◆ WHAT TO WORK ON ◆
Wherever a line of the listing holds the string "military", copy that line.

◆ SUPPLIED MATERIAL ◆
● ● ● ● ● ● ●

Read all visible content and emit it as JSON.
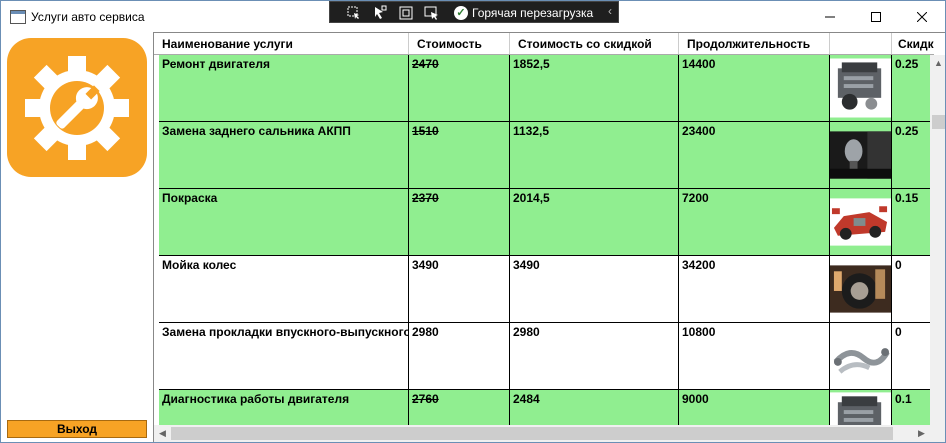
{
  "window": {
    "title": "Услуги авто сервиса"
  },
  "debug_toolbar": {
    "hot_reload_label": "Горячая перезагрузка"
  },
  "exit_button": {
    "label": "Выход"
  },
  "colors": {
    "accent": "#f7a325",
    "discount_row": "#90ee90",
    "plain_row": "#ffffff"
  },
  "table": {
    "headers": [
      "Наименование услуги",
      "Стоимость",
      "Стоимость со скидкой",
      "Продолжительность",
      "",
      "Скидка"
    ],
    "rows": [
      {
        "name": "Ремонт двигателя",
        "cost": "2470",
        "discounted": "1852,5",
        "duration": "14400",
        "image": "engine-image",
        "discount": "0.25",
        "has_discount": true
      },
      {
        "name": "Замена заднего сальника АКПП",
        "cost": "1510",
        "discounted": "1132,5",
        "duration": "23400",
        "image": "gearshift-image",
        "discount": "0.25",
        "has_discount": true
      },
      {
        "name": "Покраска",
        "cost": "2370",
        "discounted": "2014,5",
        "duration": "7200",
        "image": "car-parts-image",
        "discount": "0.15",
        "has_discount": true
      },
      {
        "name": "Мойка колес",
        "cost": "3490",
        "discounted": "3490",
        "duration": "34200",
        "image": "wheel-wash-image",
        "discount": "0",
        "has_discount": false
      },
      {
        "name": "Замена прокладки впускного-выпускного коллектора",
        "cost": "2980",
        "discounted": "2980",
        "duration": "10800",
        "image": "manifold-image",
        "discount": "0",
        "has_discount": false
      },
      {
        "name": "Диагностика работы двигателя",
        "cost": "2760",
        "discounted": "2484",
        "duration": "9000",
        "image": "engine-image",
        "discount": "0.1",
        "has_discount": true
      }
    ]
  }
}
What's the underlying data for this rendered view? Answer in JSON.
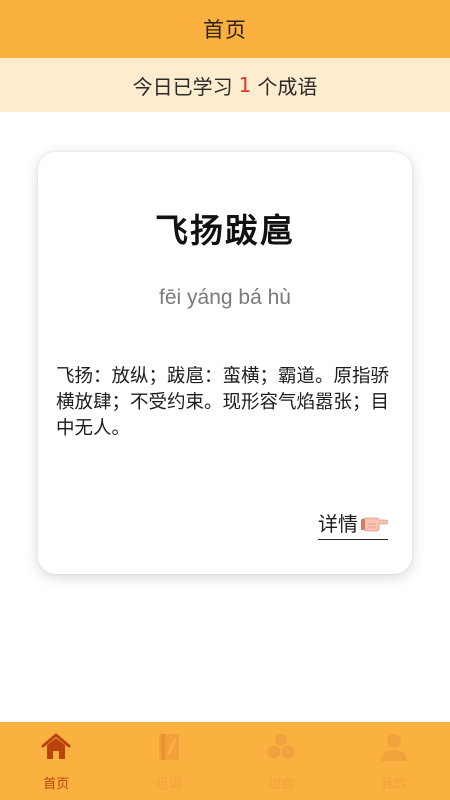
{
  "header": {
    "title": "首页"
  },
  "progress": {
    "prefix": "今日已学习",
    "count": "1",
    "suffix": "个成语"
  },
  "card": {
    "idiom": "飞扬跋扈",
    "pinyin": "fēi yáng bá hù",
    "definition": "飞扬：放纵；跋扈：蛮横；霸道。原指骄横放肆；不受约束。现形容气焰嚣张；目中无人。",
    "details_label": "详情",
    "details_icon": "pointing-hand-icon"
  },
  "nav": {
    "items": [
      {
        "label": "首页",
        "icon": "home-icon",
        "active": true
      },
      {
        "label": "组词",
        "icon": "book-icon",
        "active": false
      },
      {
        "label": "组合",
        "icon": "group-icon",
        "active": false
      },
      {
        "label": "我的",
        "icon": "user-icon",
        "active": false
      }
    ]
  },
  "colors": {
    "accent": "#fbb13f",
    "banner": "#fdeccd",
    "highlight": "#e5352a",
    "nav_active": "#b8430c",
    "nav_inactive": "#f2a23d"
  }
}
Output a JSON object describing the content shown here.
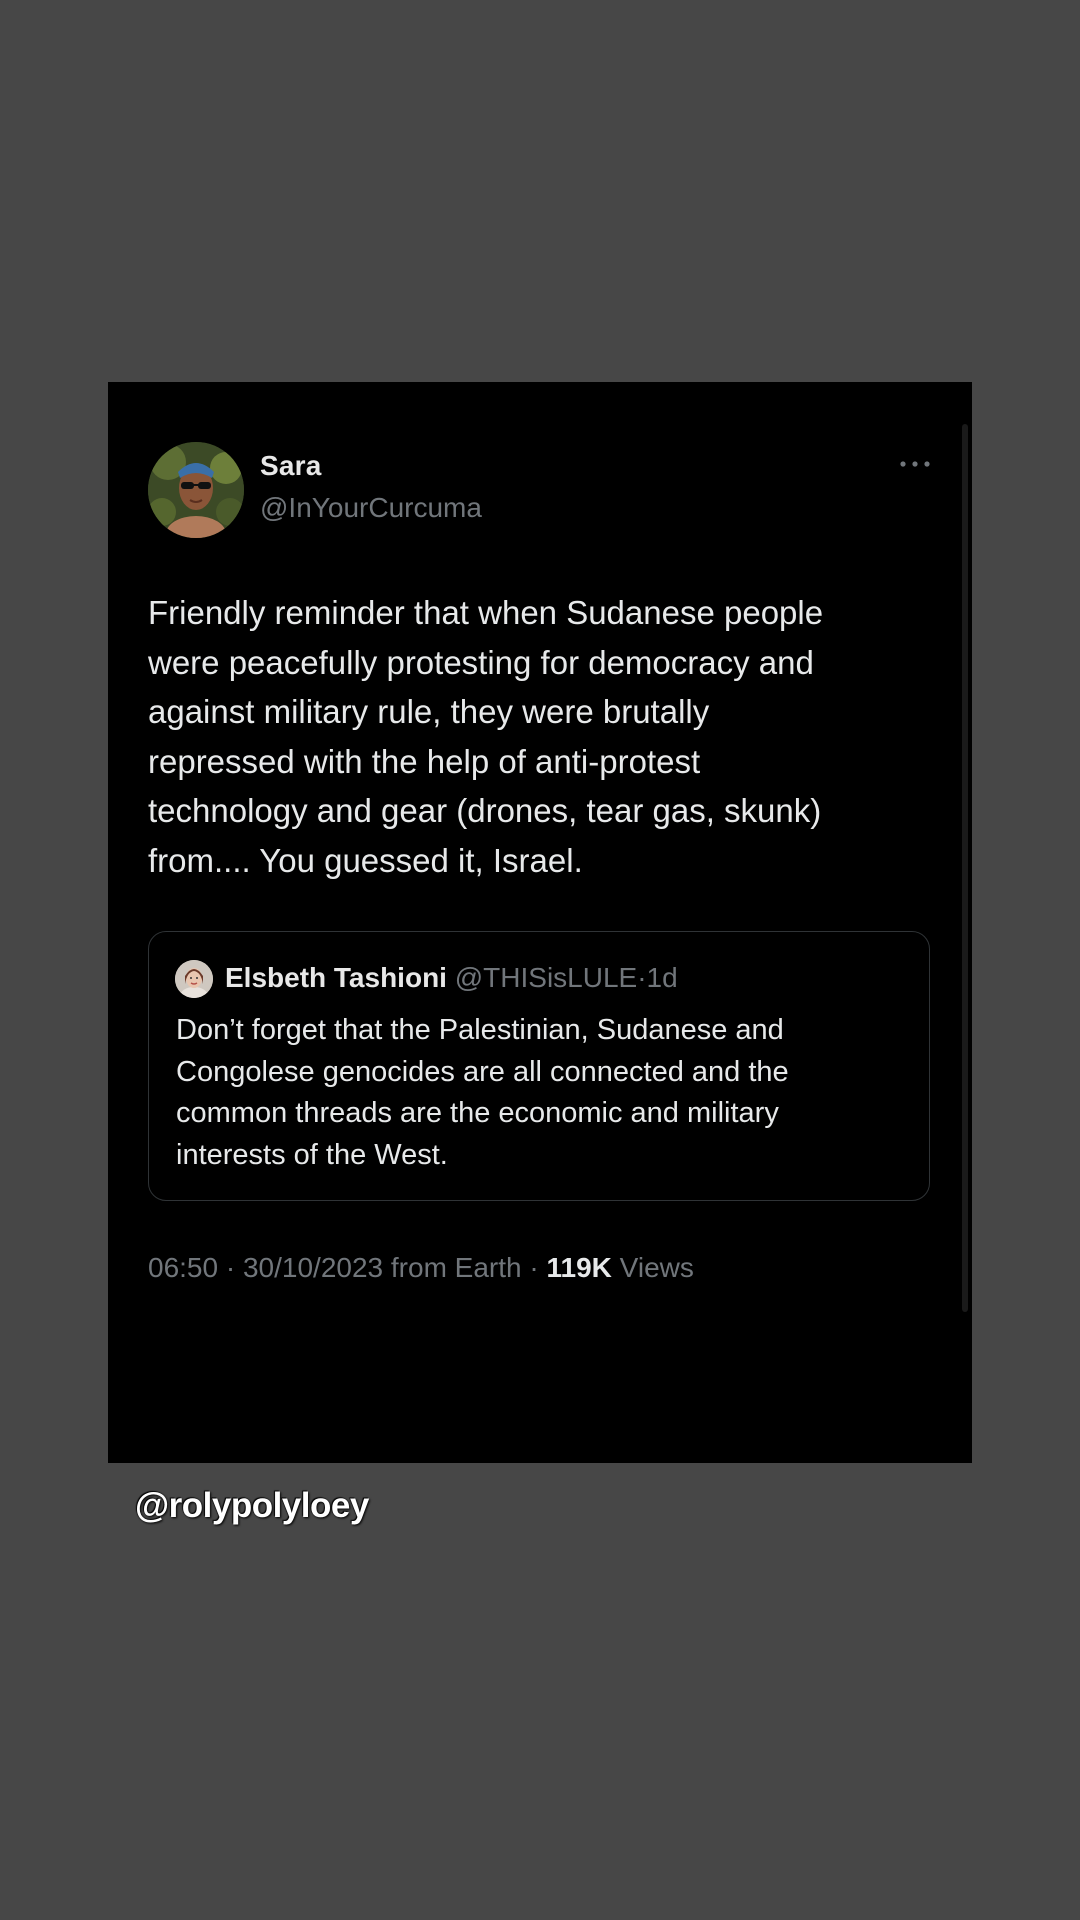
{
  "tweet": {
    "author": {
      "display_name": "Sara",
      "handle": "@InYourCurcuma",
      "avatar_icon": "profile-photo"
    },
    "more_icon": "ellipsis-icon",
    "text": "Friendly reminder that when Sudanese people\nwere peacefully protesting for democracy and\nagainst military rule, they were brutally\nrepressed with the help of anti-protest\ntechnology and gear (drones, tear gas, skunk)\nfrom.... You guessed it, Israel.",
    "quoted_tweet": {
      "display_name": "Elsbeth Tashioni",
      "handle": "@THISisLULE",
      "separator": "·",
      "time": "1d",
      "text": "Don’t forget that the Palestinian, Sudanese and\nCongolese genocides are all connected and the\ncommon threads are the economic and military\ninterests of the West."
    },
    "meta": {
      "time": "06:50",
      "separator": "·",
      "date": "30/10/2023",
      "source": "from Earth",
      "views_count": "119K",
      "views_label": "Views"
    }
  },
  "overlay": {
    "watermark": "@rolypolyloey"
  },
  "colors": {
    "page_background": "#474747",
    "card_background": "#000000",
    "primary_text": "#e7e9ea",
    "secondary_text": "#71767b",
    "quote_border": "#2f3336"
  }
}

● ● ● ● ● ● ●

◆ RESPONSE FOR THIS EXERCISE ◆
    "text": "Friendly reminder that when Sudanese people\nwere peacefully protesting for democracy and\nagainst military rule, they were brutally\nrepressed with the help of anti-protest\ntechnology and gear (drones, tear gas, skunk)\nfrom.... You guessed it, Israel.",
      "text": "Don’t forget that the Palestinian, Sudanese and\nCongolese genocides are all connected and the\ncommon threads are the economic and military\ninterests of the West."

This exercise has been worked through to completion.